■ Your instructions: Output the whole listing below exactly, omitting the images.
*** Exercise input ***
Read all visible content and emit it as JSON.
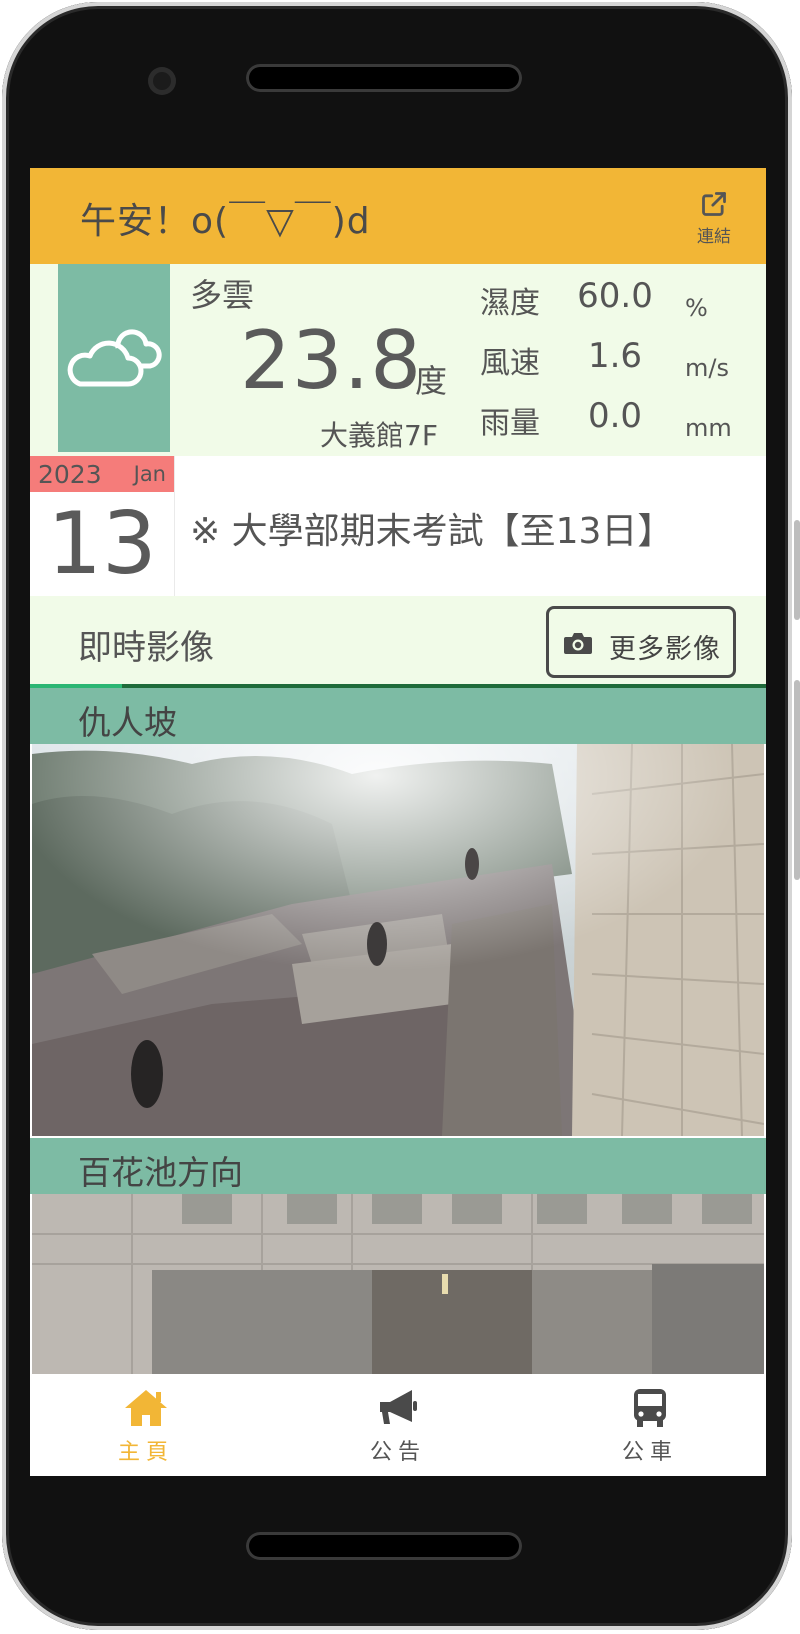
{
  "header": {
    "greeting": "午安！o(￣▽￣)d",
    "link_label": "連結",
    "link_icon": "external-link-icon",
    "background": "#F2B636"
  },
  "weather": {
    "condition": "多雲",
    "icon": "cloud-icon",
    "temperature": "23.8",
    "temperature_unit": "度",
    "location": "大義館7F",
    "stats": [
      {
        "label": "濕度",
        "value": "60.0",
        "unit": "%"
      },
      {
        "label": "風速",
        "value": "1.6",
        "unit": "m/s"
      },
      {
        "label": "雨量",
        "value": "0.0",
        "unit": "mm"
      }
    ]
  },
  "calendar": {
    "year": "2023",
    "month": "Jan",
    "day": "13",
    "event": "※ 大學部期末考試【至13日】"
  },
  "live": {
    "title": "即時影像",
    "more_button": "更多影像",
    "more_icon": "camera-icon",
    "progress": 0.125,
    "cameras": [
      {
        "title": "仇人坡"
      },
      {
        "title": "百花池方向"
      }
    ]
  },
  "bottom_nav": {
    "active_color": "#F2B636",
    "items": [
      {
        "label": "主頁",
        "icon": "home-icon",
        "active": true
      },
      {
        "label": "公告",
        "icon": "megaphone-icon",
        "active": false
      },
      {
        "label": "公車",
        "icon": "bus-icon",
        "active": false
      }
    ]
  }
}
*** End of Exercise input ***
■ Output below:
Read all visible content and emit it as JSON.
{
  "header": {
    "greeting": "午安！o(￣▽￣)d",
    "link_label": "連結",
    "link_icon": "external-link-icon",
    "background": "#F2B636"
  },
  "weather": {
    "condition": "多雲",
    "icon": "cloud-icon",
    "temperature": "23.8",
    "temperature_unit": "度",
    "location": "大義館7F",
    "stats": [
      {
        "label": "濕度",
        "value": "60.0",
        "unit": "%"
      },
      {
        "label": "風速",
        "value": "1.6",
        "unit": "m/s"
      },
      {
        "label": "雨量",
        "value": "0.0",
        "unit": "mm"
      }
    ]
  },
  "calendar": {
    "year": "2023",
    "month": "Jan",
    "day": "13",
    "event": "※ 大學部期末考試【至13日】"
  },
  "live": {
    "title": "即時影像",
    "more_button": "更多影像",
    "more_icon": "camera-icon",
    "progress": 0.125,
    "cameras": [
      {
        "title": "仇人坡"
      },
      {
        "title": "百花池方向"
      }
    ]
  },
  "bottom_nav": {
    "active_color": "#F2B636",
    "items": [
      {
        "label": "主頁",
        "icon": "home-icon",
        "active": true
      },
      {
        "label": "公告",
        "icon": "megaphone-icon",
        "active": false
      },
      {
        "label": "公車",
        "icon": "bus-icon",
        "active": false
      }
    ]
  }
}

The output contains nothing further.